“Everyone is saying that I’m furious or mad, but I’m actually none of those—the fact is, I feel sad,” Frankel said. “We had a close relationship with a lot of the team there. Many of them helped us very genuinely—I think this decision came from on high.”
“And that’s the crazy part,” Frankel continued, “they were actually very good partners up until a few days ago, they were very helpful.” He said that he regularly had meetings with many parts of Amazon’s business—investors in the Alexa Fund, retail specialists for Amazon.com, employees at Launchpad (the division of Amazon tasked with surfacing new hardware from startups to sell on its website), Amazon’s marketing team and the Alexa engineering team. Frankel’s team was taken to meals and dinners by Amazon.
Frankel also had strong personal relationship with members of the Alexa team. They regularly asked how his family was, and vice versa. Amazon even featured Nucleus in a few of the weekly emails it sends out to all Echo owners, with links to buy its system. “It’s one thing if they’d been jerks and bad people all along, but they weren’t,” Frankel said. “They’re good people.”
Amazon provided the following statement to Quartz on its relationship with Nucleus and others it’s invested in:
We’ve been working on Echo Show and Alexa calling and messaging for a long time. Work on both was already well underway before we had our first discussion with Nucleus and was not influenced by those discussions. Before partnering with Nucleus and making any investment, we shared very early on our long-planned direction and roadmap. Amazon and Nucleus shared a vision for how the Alexa service can connect family members and friends regardless of the device customers choose for their home.
We maintain that vision today, and our AVS [Alexa Voice Services] partners are important to us. We do not intend to sell every Alexa endpoint, and we want our partners to be successful. We are working hard to bring all Alexa capabilities, including calling and messaging, to AVS devices including those from Nucleus. We think Nucleus devices can be great endpoints for Alexa communications.
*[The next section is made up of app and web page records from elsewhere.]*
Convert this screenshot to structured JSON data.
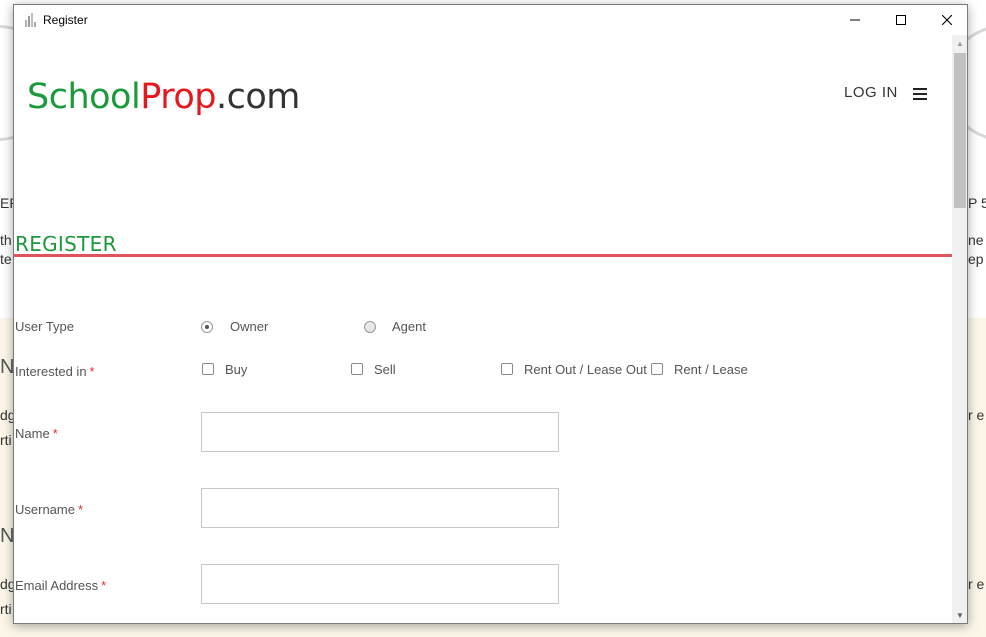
{
  "window": {
    "title": "Register",
    "minimize_glyph": "—",
    "maximize_glyph": "☐",
    "close_glyph": "✕"
  },
  "header": {
    "logo_part1": "School",
    "logo_part2": "Prop",
    "logo_part3": ".com",
    "login_label": "LOG IN",
    "menu_icon": "hamburger-icon"
  },
  "page": {
    "heading": "REGISTER"
  },
  "form": {
    "user_type": {
      "label": "User Type",
      "options": [
        {
          "label": "Owner",
          "checked": true
        },
        {
          "label": "Agent",
          "checked": false
        }
      ]
    },
    "interested_in": {
      "label": "Interested in",
      "required_mark": "*",
      "options": [
        {
          "label": "Buy"
        },
        {
          "label": "Sell"
        },
        {
          "label": "Rent Out / Lease Out"
        },
        {
          "label": "Rent / Lease"
        }
      ]
    },
    "name": {
      "label": "Name",
      "required_mark": "*",
      "value": ""
    },
    "username": {
      "label": "Username",
      "required_mark": "*",
      "value": ""
    },
    "email": {
      "label": "Email Address",
      "required_mark": "*",
      "value": ""
    }
  },
  "background": {
    "fragments_left": [
      "EP",
      "th",
      "te",
      "NE",
      "dg",
      "rti",
      "NE",
      "dg",
      "rti"
    ],
    "fragments_right": [
      "P 5",
      "ne t",
      "ep",
      "r e",
      "r e"
    ]
  },
  "colors": {
    "brand_green": "#1a9a3a",
    "brand_red": "#e8171e",
    "divider_red": "#e0535a",
    "required_red": "#e03030"
  }
}
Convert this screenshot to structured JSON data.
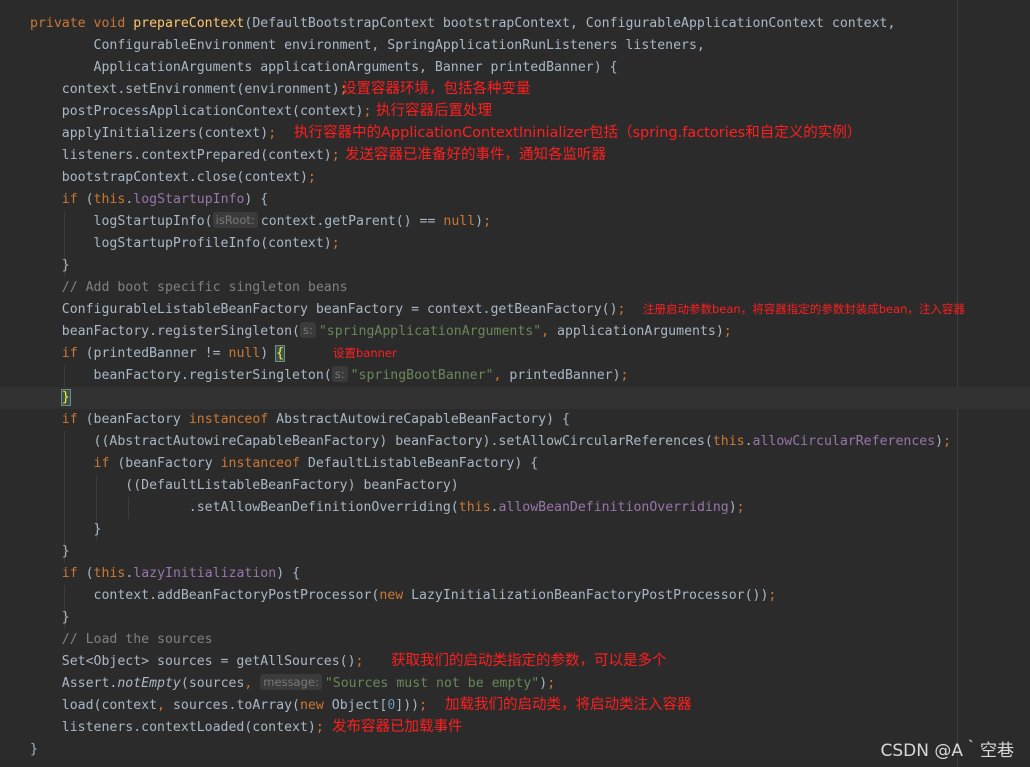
{
  "editor": {
    "lines": [
      [
        [
          "kw",
          "private void "
        ],
        [
          "fn",
          "prepareContext"
        ],
        [
          "t",
          "(DefaultBootstrapContext bootstrapContext, ConfigurableApplicationContext context,"
        ]
      ],
      [
        [
          "t",
          "        ConfigurableEnvironment environment, SpringApplicationRunListeners listeners,"
        ]
      ],
      [
        [
          "t",
          "        ApplicationArguments applicationArguments, Banner printedBanner) {"
        ]
      ],
      [
        [
          "t",
          "    context.setEnvironment(environment)"
        ],
        [
          "kw",
          ";"
        ]
      ],
      [
        [
          "t",
          "    postProcessApplicationContext(context)"
        ],
        [
          "kw",
          ";"
        ]
      ],
      [
        [
          "t",
          "    applyInitializers(context)"
        ],
        [
          "kw",
          ";"
        ]
      ],
      [
        [
          "t",
          "    listeners.contextPrepared(context)"
        ],
        [
          "kw",
          ";"
        ]
      ],
      [
        [
          "t",
          "    bootstrapContext.close(context)"
        ],
        [
          "kw",
          ";"
        ]
      ],
      [
        [
          "t",
          "    "
        ],
        [
          "kw",
          "if "
        ],
        [
          "t",
          "("
        ],
        [
          "kw",
          "this"
        ],
        [
          "t",
          "."
        ],
        [
          "field",
          "logStartupInfo"
        ],
        [
          "t",
          ") {"
        ]
      ],
      [
        [
          "t",
          "        logStartupInfo("
        ],
        [
          "hint",
          "isRoot:"
        ],
        [
          "t",
          "context.getParent() == "
        ],
        [
          "kw",
          "null"
        ],
        [
          "t",
          ")"
        ],
        [
          "kw",
          ";"
        ]
      ],
      [
        [
          "t",
          "        logStartupProfileInfo(context)"
        ],
        [
          "kw",
          ";"
        ]
      ],
      [
        [
          "t",
          "    }"
        ]
      ],
      [
        [
          "cm",
          "    // Add boot specific singleton beans"
        ]
      ],
      [
        [
          "t",
          "    ConfigurableListableBeanFactory beanFactory = context.getBeanFactory()"
        ],
        [
          "kw",
          ";"
        ]
      ],
      [
        [
          "t",
          "    beanFactory.registerSingleton("
        ],
        [
          "hint",
          "s:"
        ],
        [
          "str",
          "\"springApplicationArguments\""
        ],
        [
          "kw",
          ", "
        ],
        [
          "t",
          "applicationArguments)"
        ],
        [
          "kw",
          ";"
        ]
      ],
      [
        [
          "t",
          "    "
        ],
        [
          "kw",
          "if "
        ],
        [
          "t",
          "(printedBanner != "
        ],
        [
          "kw",
          "null"
        ],
        [
          "t",
          ") "
        ],
        [
          "bh",
          "{"
        ]
      ],
      [
        [
          "t",
          "        beanFactory.registerSingleton("
        ],
        [
          "hint",
          "s:"
        ],
        [
          "str",
          "\"springBootBanner\""
        ],
        [
          "kw",
          ", "
        ],
        [
          "t",
          "printedBanner)"
        ],
        [
          "kw",
          ";"
        ]
      ],
      [
        [
          "t",
          "    "
        ],
        [
          "bh",
          "}"
        ]
      ],
      [
        [
          "t",
          "    "
        ],
        [
          "kw",
          "if "
        ],
        [
          "t",
          "(beanFactory "
        ],
        [
          "kw",
          "instanceof "
        ],
        [
          "t",
          "AbstractAutowireCapableBeanFactory) {"
        ]
      ],
      [
        [
          "t",
          "        ((AbstractAutowireCapableBeanFactory) beanFactory).setAllowCircularReferences("
        ],
        [
          "kw",
          "this"
        ],
        [
          "t",
          "."
        ],
        [
          "field",
          "allowCircularReferences"
        ],
        [
          "t",
          ")"
        ],
        [
          "kw",
          ";"
        ]
      ],
      [
        [
          "t",
          "        "
        ],
        [
          "kw",
          "if "
        ],
        [
          "t",
          "(beanFactory "
        ],
        [
          "kw",
          "instanceof "
        ],
        [
          "t",
          "DefaultListableBeanFactory) {"
        ]
      ],
      [
        [
          "t",
          "            ((DefaultListableBeanFactory) beanFactory)"
        ]
      ],
      [
        [
          "t",
          "                    .setAllowBeanDefinitionOverriding("
        ],
        [
          "kw",
          "this"
        ],
        [
          "t",
          "."
        ],
        [
          "field",
          "allowBeanDefinitionOverriding"
        ],
        [
          "t",
          ")"
        ],
        [
          "kw",
          ";"
        ]
      ],
      [
        [
          "t",
          "        }"
        ]
      ],
      [
        [
          "t",
          "    }"
        ]
      ],
      [
        [
          "t",
          "    "
        ],
        [
          "kw",
          "if "
        ],
        [
          "t",
          "("
        ],
        [
          "kw",
          "this"
        ],
        [
          "t",
          "."
        ],
        [
          "field",
          "lazyInitialization"
        ],
        [
          "t",
          ") {"
        ]
      ],
      [
        [
          "t",
          "        context.addBeanFactoryPostProcessor("
        ],
        [
          "kw",
          "new "
        ],
        [
          "t",
          "LazyInitializationBeanFactoryPostProcessor())"
        ],
        [
          "kw",
          ";"
        ]
      ],
      [
        [
          "t",
          "    }"
        ]
      ],
      [
        [
          "cm",
          "    // Load the sources"
        ]
      ],
      [
        [
          "t",
          "    Set<Object> sources = getAllSources()"
        ],
        [
          "kw",
          ";"
        ]
      ],
      [
        [
          "t",
          "    Assert."
        ],
        [
          "ital",
          "notEmpty"
        ],
        [
          "t",
          "(sources"
        ],
        [
          "kw",
          ", "
        ],
        [
          "hint",
          "message:"
        ],
        [
          "str",
          "\"Sources must not be empty\""
        ],
        [
          "t",
          ")"
        ],
        [
          "kw",
          ";"
        ]
      ],
      [
        [
          "t",
          "    load(context"
        ],
        [
          "kw",
          ", "
        ],
        [
          "t",
          "sources.toArray("
        ],
        [
          "kw",
          "new "
        ],
        [
          "t",
          "Object["
        ],
        [
          "num",
          "0"
        ],
        [
          "t",
          "]))"
        ],
        [
          "kw",
          ";"
        ]
      ],
      [
        [
          "t",
          "    listeners.contextLoaded(context)"
        ],
        [
          "kw",
          ";"
        ]
      ],
      [
        [
          "t",
          "}"
        ]
      ]
    ],
    "current_line": 17
  },
  "annotations": [
    {
      "line": 3,
      "text": "设置容器环境，包括各种变量"
    },
    {
      "line": 4,
      "text": "执行容器后置处理"
    },
    {
      "line": 5,
      "text": "执行容器中的ApplicationContextIninializer包括（spring.factories和自定义的实例）"
    },
    {
      "line": 6,
      "text": "发送容器已准备好的事件，通知各监听器"
    },
    {
      "line": 13,
      "text": "注册启动参数bean，将容器指定的参数封装成bean，注入容器"
    },
    {
      "line": 15,
      "text": "设置banner"
    },
    {
      "line": 29,
      "text": "获取我们的启动类指定的参数，可以是多个"
    },
    {
      "line": 31,
      "text": "加载我们的启动类，将启动类注入容器"
    },
    {
      "line": 32,
      "text": "发布容器已加载事件"
    }
  ],
  "watermark": "CSDN @A｀空巷",
  "colors": {
    "background": "#2b2b2b",
    "keyword": "#cc7832",
    "method_declaration": "#ffc66d",
    "string": "#6a8759",
    "field": "#9876aa",
    "comment": "#808080",
    "number": "#6897bb",
    "annotation_red": "#ff1f1f"
  }
}
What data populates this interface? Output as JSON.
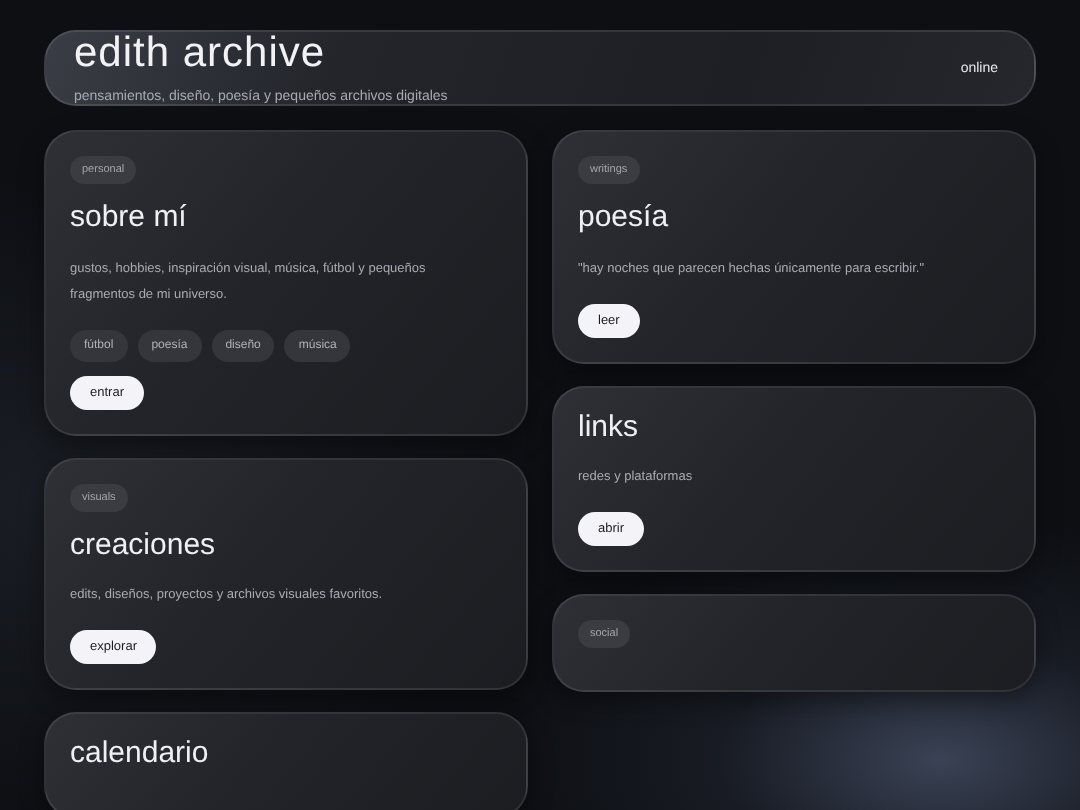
{
  "header": {
    "title": "edith archive",
    "subtitle": "pensamientos, diseño, poesía y pequeños archivos digitales",
    "status": "online"
  },
  "columns": [
    {
      "cards": [
        {
          "tag": "personal",
          "title": "sobre mí",
          "text": "gustos, hobbies, inspiración visual, música, fútbol y pequeños fragmentos de mi universo.",
          "chips": [
            "fútbol",
            "poesía",
            "diseño",
            "música"
          ],
          "button": "entrar"
        },
        {
          "tag": "visuals",
          "title": "creaciones",
          "text": "edits, diseños, proyectos y archivos visuales favoritos.",
          "button": "explorar"
        },
        {
          "title": "calendario"
        }
      ]
    },
    {
      "cards": [
        {
          "tag": "writings",
          "title": "poesía",
          "text": "\"hay noches que parecen hechas únicamente para escribir.\"",
          "button": "leer"
        },
        {
          "title": "links",
          "text": "redes y plataformas",
          "button": "abrir"
        },
        {
          "tag": "social"
        }
      ]
    }
  ]
}
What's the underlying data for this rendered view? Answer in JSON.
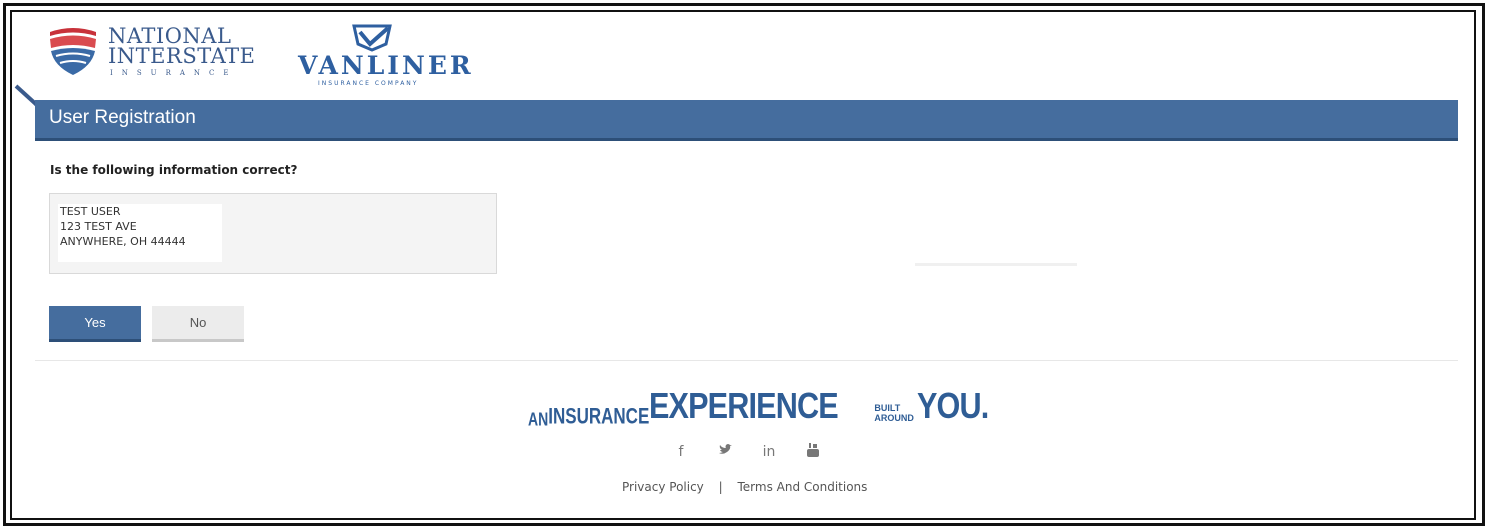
{
  "header": {
    "ni_logo": {
      "line1": "NATIONAL",
      "line2": "INTERSTATE",
      "line3": "INSURANCE"
    },
    "vanliner_logo": {
      "name": "VANLINER",
      "sub": "INSURANCE COMPANY"
    }
  },
  "page_title": "User Registration",
  "question": "Is the following information correct?",
  "address": [
    "TEST USER",
    "123 TEST AVE",
    "ANYWHERE, OH 44444"
  ],
  "buttons": {
    "yes": "Yes",
    "no": "No"
  },
  "tagline": {
    "an": "AN",
    "insurance": "INSURANCE",
    "experience": "EXPERIENCE",
    "built": "BUILT",
    "around": "AROUND",
    "you": "YOU."
  },
  "social": [
    "facebook-icon",
    "twitter-icon",
    "linkedin-icon",
    "youtube-icon"
  ],
  "footer": {
    "privacy": "Privacy Policy",
    "separator": "|",
    "terms": "Terms And Conditions"
  },
  "colors": {
    "brand_blue": "#456d9e",
    "brand_dark": "#2d4f78",
    "logo_blue": "#2e5fa0"
  }
}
Regardless, the optics of releasing a product so similar to one Amazon invested in nine months’ prior are at the very least awkward. “I understand it—communication is the killer app,” Frankel said. “The smart home has not taken off as much as people said it would a couple years ago, but communication is a thing you do multiple times a day.”
What’s not clear is why Amazon if it had such a long-term roadmap didn’t just acquire Nucleus, instead of spending over $5 million to invest in a product it was eventually just going to clone. It could’ve avoided the tension with Nucleus, and any negative effects it may have on those considering partnering with Amazon in the future. “[Amazon] must have a reason why they’d rather take this hit to their ecosystem than do something like an acquisition, but I don’t know what that is,” Frankel said. Amazon did not immediately respond when asked specifically about this.
Frankel said that Nucleus will still continue to sell its product on Amazon for now (it also sells on Lowe’s website). He maintains that Nucleus has a better product in some ways (it has a wide-angle camera, and a better video-calling experience), though that may mean little when trying to compete with Amazon’s marketing budget. But the long-term prospects for the company may now be unclear.
Frankel said that he hopes his experience with Amazon will provide a “cautionary tale” for other startups hoping to build a business atop the behemoth’s technology.